Exposed: Today’s Photography/Yesterday’s Technology
July 17 – September 19, 2010
Inspired by the rich history and alchemic experimentation of obsolete photographic practices, the artists in this exhibition create images using antiquated photographic methods, creating works that range from daguerreotypes to tintypes, gum prints to cyanotypes.
Since the introduction of the digital camera more than 20 years ago, the computer has replaced the darkroom in the 21st century. However, even with the sophisticated advances of the digital age, a growing number of artists are embracing 19th-century photographic technologies to make their work.
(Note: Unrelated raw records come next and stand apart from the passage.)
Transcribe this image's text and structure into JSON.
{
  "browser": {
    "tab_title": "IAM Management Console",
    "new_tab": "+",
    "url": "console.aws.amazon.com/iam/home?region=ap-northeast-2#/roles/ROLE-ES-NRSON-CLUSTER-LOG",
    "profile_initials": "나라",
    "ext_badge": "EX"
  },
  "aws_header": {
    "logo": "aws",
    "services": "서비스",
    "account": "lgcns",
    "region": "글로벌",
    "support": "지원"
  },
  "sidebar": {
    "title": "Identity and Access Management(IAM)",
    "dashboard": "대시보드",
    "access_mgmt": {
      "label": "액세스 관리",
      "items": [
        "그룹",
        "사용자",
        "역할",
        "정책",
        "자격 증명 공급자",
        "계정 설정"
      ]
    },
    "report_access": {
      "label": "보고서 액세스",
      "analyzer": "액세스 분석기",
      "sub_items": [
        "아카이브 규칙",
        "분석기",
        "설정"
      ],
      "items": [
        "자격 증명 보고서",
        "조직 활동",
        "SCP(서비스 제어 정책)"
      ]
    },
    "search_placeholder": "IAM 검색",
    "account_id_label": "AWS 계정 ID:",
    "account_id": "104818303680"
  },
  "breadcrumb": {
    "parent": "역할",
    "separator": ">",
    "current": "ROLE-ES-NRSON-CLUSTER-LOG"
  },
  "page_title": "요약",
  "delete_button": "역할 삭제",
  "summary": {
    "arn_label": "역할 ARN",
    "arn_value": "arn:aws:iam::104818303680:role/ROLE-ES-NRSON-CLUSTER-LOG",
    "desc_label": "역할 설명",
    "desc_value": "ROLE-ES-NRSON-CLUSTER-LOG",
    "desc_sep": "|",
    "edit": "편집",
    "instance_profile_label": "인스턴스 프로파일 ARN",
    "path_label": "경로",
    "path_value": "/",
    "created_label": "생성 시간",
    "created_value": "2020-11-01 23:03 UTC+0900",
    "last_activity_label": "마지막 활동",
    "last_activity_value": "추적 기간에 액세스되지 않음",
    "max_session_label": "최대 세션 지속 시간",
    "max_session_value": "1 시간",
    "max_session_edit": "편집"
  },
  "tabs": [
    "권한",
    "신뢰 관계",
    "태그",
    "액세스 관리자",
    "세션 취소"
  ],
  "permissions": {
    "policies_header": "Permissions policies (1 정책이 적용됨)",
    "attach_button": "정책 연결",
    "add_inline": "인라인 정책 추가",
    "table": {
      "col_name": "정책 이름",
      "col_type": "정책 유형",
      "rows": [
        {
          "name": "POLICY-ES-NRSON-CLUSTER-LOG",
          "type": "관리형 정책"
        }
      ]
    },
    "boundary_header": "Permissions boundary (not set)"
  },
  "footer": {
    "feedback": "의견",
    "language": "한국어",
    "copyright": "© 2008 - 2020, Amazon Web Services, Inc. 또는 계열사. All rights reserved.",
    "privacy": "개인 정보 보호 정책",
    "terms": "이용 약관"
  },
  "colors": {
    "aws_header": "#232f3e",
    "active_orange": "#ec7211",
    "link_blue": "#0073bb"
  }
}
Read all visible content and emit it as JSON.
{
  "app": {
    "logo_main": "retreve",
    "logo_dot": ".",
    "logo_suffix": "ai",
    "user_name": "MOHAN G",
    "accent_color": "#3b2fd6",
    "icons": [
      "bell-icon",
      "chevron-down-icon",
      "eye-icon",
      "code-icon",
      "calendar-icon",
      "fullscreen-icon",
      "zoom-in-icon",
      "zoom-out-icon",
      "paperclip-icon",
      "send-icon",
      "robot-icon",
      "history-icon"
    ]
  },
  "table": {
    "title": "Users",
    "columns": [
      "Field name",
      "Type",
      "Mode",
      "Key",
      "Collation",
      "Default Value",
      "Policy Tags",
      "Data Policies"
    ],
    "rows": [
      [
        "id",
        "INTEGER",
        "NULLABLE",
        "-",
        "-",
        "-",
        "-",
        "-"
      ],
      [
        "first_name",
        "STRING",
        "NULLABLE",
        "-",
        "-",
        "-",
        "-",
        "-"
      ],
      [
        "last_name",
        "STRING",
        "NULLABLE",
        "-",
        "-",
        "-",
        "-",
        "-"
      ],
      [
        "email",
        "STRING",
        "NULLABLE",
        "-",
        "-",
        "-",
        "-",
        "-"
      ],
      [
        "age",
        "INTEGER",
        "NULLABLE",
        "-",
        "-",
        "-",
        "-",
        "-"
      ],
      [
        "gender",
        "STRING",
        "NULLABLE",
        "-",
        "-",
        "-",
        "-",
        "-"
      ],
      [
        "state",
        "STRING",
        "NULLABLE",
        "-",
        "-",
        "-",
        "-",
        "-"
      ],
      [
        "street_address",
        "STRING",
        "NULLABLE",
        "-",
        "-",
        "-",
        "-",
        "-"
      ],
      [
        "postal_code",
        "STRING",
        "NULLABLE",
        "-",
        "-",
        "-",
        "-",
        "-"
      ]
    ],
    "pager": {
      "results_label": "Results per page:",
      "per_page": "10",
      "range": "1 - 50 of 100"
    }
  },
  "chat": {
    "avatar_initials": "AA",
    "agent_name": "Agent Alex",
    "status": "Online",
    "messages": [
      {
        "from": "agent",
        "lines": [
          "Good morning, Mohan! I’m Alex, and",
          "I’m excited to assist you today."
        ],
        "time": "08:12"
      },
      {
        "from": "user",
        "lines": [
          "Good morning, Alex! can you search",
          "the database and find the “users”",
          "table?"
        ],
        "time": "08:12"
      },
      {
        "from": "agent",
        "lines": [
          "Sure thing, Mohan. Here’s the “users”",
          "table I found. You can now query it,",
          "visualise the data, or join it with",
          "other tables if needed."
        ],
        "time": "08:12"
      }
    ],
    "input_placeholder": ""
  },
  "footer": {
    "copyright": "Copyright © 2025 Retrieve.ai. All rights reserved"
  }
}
Inspired by the rich history and alchemic experimentation of these obsolete practices, the artists in Exposed: Today’s Photography/Yesterday’s Technology create images using archaic photographic methods. Making work on paper, using aluminum, copper and silver, with wet plates and dry plates, and utilizing chemistry like collodion, carbon, platinum, palladium, and potassium bichromate, the works in this exhibition range from daguerreotypes to tintypes and gum prints to cyanotypes.
Paradoxically, technology has greatly contributed to the enthusiasm, interest and renewal of antiquated photographic processes. Many artists utilize digital tools along with historic practices to make hybrid works. Active online communities provide a forum to share recipes and practices. While photographic technology continues to advance and evolve, making digital photography faster and cheaper, the artists in Exposed return to the origins of the medium in order to re-engage with the physical aspects of the practice and look to the history of photography for technical insight and visual inspiration.
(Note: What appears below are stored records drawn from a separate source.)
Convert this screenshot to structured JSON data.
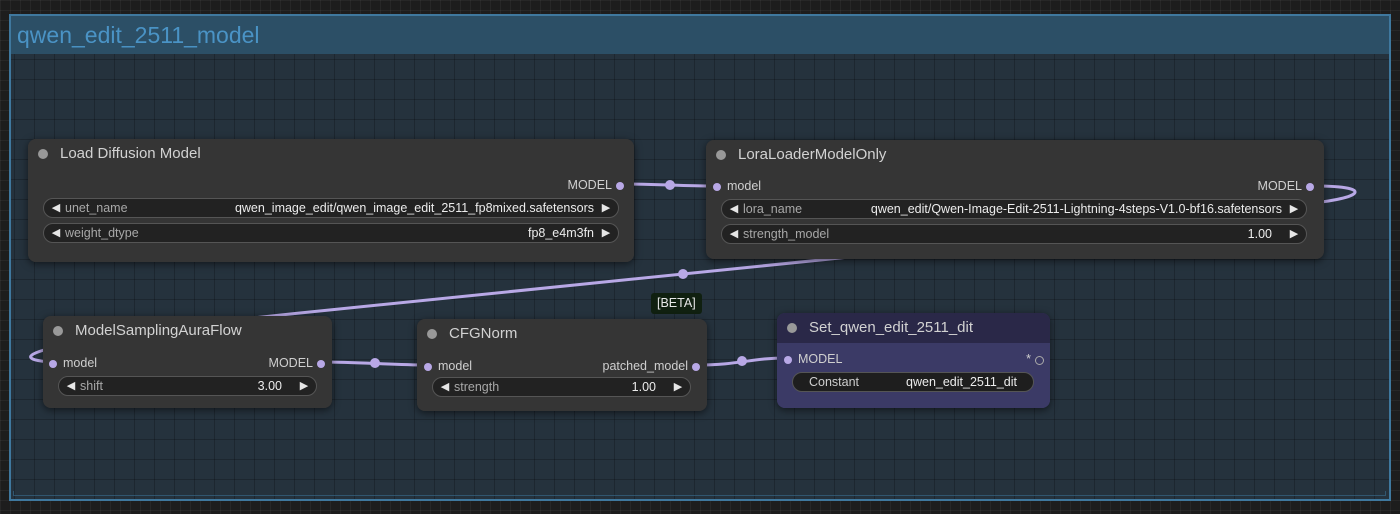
{
  "group": {
    "title": "qwen_edit_2511_model"
  },
  "badge": {
    "label": "[BETA]"
  },
  "nodes": {
    "load_diffusion": {
      "title": "Load Diffusion Model",
      "output": "MODEL",
      "widgets": [
        {
          "label": "unet_name",
          "value": "qwen_image_edit/qwen_image_edit_2511_fp8mixed.safetensors"
        },
        {
          "label": "weight_dtype",
          "value": "fp8_e4m3fn"
        }
      ]
    },
    "lora_loader": {
      "title": "LoraLoaderModelOnly",
      "input": "model",
      "output": "MODEL",
      "widgets": [
        {
          "label": "lora_name",
          "value": "qwen_edit/Qwen-Image-Edit-2511-Lightning-4steps-V1.0-bf16.safetensors"
        },
        {
          "label": "strength_model",
          "value": "1.00"
        }
      ]
    },
    "model_sampling": {
      "title": "ModelSamplingAuraFlow",
      "input": "model",
      "output": "MODEL",
      "widgets": [
        {
          "label": "shift",
          "value": "3.00"
        }
      ]
    },
    "cfg_norm": {
      "title": "CFGNorm",
      "input": "model",
      "output": "patched_model",
      "widgets": [
        {
          "label": "strength",
          "value": "1.00"
        }
      ]
    },
    "set_node": {
      "title": "Set_qwen_edit_2511_dit",
      "input": "MODEL",
      "output": "*",
      "widgets": [
        {
          "label": "Constant",
          "value": "qwen_edit_2511_dit"
        }
      ]
    }
  },
  "icons": {
    "left_arrow": "◀",
    "right_arrow": "▶"
  },
  "colors": {
    "link": "#b8a8e6",
    "group_border": "#3f789e",
    "group_title": "#4a93c5",
    "set_node_bg": "#3b3a66"
  }
}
Stephen Berkman and Joy Goldkind create portraits that take advantage of the drama and historic patina of antiquated photographic processes while Kerik Kouklis and Michael Shindler utilize the slow pace of tintype production to make intimate portraits of people in their lives. Artists Binh Danh and Andreas Hablutzel employ the daguerreotype and the pinhole camera respectively to confront the aftermath of war. Danh’s mirror-like daguerreotypes provoke self-reflection and invoke the memory of the atrocities in Cambodia under the Khmer Rouge while Hablutzel’s photographs document the site of a former concentration camp in Germany with the long exposure of a pinhole camera. Ben Nixon, Rachel Heath, Nathaniel Gibbons, Brian Taylor and Chris McCaw create landscapes that rely on chance and serendipity. Nixon, Heath and Gibbons hand-make wet collodion plates, a process that often results in unexpected and painterly patterns in the image. Taylor’s four-color gum bichromate prints are exposed in sunlight for up to eight minutes and McCaw’s unique process relies on the power of the sun and camera lens to literally burn the printing out paper during a long exposure. Inspired by the fruitful play between past associations and current intuitions, the artists in Exposed examine the various materials and formats of antiquated processes while returning to the hand-made quality of image-making. Part chemist, part artist, part historian and part experimentalist, all of these photographers share an interest in utilizing old technology to create new imagery.